According to the website of Mark Latham’s book of quotations A Conga Line of Suckholes:
Mark Latham was the Federal Member for Werriwa from 1994 to 2005. He was Leader of the Labor Party between 2003 and 2005. Mark Latham is the author of The Latham Diaries and five other books on Australian public policy, including Civilising Global Capital and From the Suburbs. He lives in the outer suburbs of Sydney with his wife and two children.
But if you don’t know that you’re unlikely to be interested in this eccentric collection. Virtually all the good quotes (with the exception of a few from Menzies, Whitlam and Keating) and many more besides can be found in international collections like Antony Jay’s Oxford Dictionary of Political Quotations. The main interest in Conga Line is what it says about its author.
Latham’s old obsession with a fellow deeply flawed and complex politician, Richard Nixon, is on full display. In 223 pages there are 37 quotes by or about Nixon, a dozen more than Jay fits into 400 pages. Curiously, several of the Nixon quotes are about his extraordinary durability in the face of large setbacks. You can’t imagine Nixon voluntarily chucking it all in the way Latham did in January 2005 (though they both turned to book writing to fill in their retirement years).
Another theme that comes up more than once is not letting your enemies get the better of you. One, from Barry Humphries, is on the back cover: ‘Don’t let your enemies dwell rent-free in your head’. And then, under ‘Hatred’, another Nixonism: ‘Those who hate you don’t win unless you hate them, and then you destroy yourself.’ It’s sound advice, in itself, but not actually the wisdom a pyromaniacal bridge burner like Latham needed to read most, which would be to forgive a little more, so that you don’t end need to avoid enemies living in your head. I’m sure I was not the only person who found this part of Latham’s appearance on Andrew Denton’s interview show sad and misguided:
Continue reading “The Latham Book of Quotations”
The compilers of the IPA Review 13 biggest mistakes list think that it is impossible to even trial a genuine parental choice system, where the money follows the pupil. Leaving aside the dispute over whether federal private school funding contributed to this situation, they may well be right to be pessimistic.
We can say two reasonably clear things about public opinion on schools.
The first is that private schools are generally seen as ‘better’ in various ways. With nearly a third of students already at private schools, obviously there is considerable revealed preference to that effect. Thousands of dollars paid every year are more convincing than any answer to an opinion pollster, but the polls back up those actions and add more. The Australian Survey of Social Attitudes has twice, in 2003 and 2005, asked its respondents to agree or disagree with the proposition that ‘private schools offer better education than public schools’. On each occasion, about half have agreed and a quarter disagreed.

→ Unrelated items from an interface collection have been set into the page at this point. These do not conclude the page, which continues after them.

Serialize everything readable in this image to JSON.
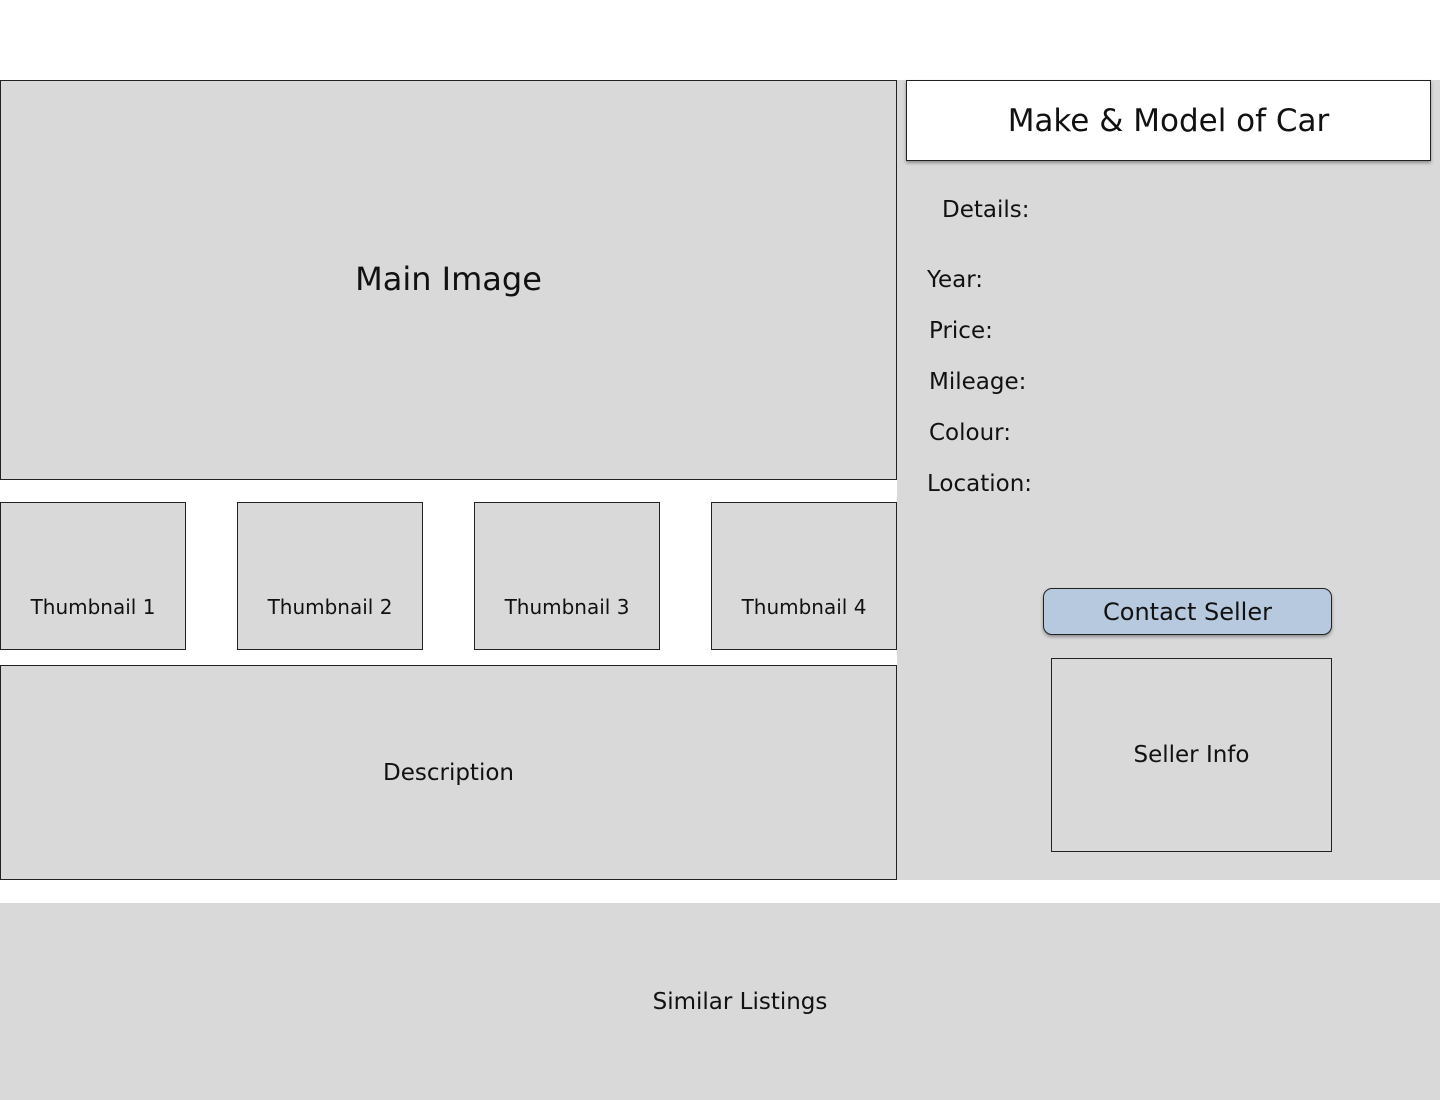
{
  "gallery": {
    "main_image_label": "Main Image",
    "thumbnails": [
      {
        "label": "Thumbnail 1"
      },
      {
        "label": "Thumbnail 2"
      },
      {
        "label": "Thumbnail 3"
      },
      {
        "label": "Thumbnail 4"
      }
    ]
  },
  "description": {
    "label": "Description"
  },
  "listing": {
    "title": "Make & Model of Car",
    "details_heading": "Details:",
    "details": {
      "year_label": "Year:",
      "price_label": "Price:",
      "mileage_label": "Mileage:",
      "colour_label": "Colour:",
      "location_label": "Location:"
    },
    "contact_button_label": "Contact Seller",
    "seller_info_label": "Seller Info"
  },
  "similar_listings": {
    "label": "Similar Listings"
  },
  "colors": {
    "placeholder_gray": "#d9d9d9",
    "button_blue": "#b7c9df",
    "border": "#222222",
    "background": "#ffffff"
  }
}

Back in 1994, a Saulwick poll asked if its resondents had children, and money was no object, would they send their child to a private school? 58% said yes. Among respondents with children actually at a government school, 45% said they would choose a private school, suggesting a large minority would like a voucher that they could use at a school of their choosing. Ten years later, in 2004, an ACNielsen poll for the SMH (some information here, but the page is dysfunctioning) found that 34% of government school parents would not choose a government school if the cost of the alternatives was the same. Again, we could infer a constituency for vouchers here. Put together the parents who have already taken their kids to private schools and the parents who would like to and there is probably a small majority for proper school choice.
But the second thing we know about public opinion on schools casts doubt on that conclusion. This is that ALP/Australian Education Union campaigns on school funding have had an impact. When asked to agree or disagree with the proposition that ‘public schools receive less than their fair share of the education budget’, 3 polls in 2003, 2004 and 2005 came up with almost exactly the same result of nearly two-thirds agreement. Perhaps this just means that they think government schools should get more without private schools getting less. But in a 2004 Saulwick poll, 40% rejected the idea that paying taxes entitled parents to any financial assistance for sending their kids to a private school (though this was 11 percentage points down on 2001). So there is considerable scepticism about increasing funding for private schools.
The seems to be a stalemate here. There is too much support for the existing private schools for the left to achieve its goal of an entirely state-controlled system. But there also seems to be too much opposition to further funding of private schools to give all parents choice. Private school enrolments are likely to continue growing, aided by federal government policy and greater affluence meaning more parents can satisfy their underlying preferences. But unless their kids are bright enough to get scholarships, many poorer parents will just have to take their chances with the state system.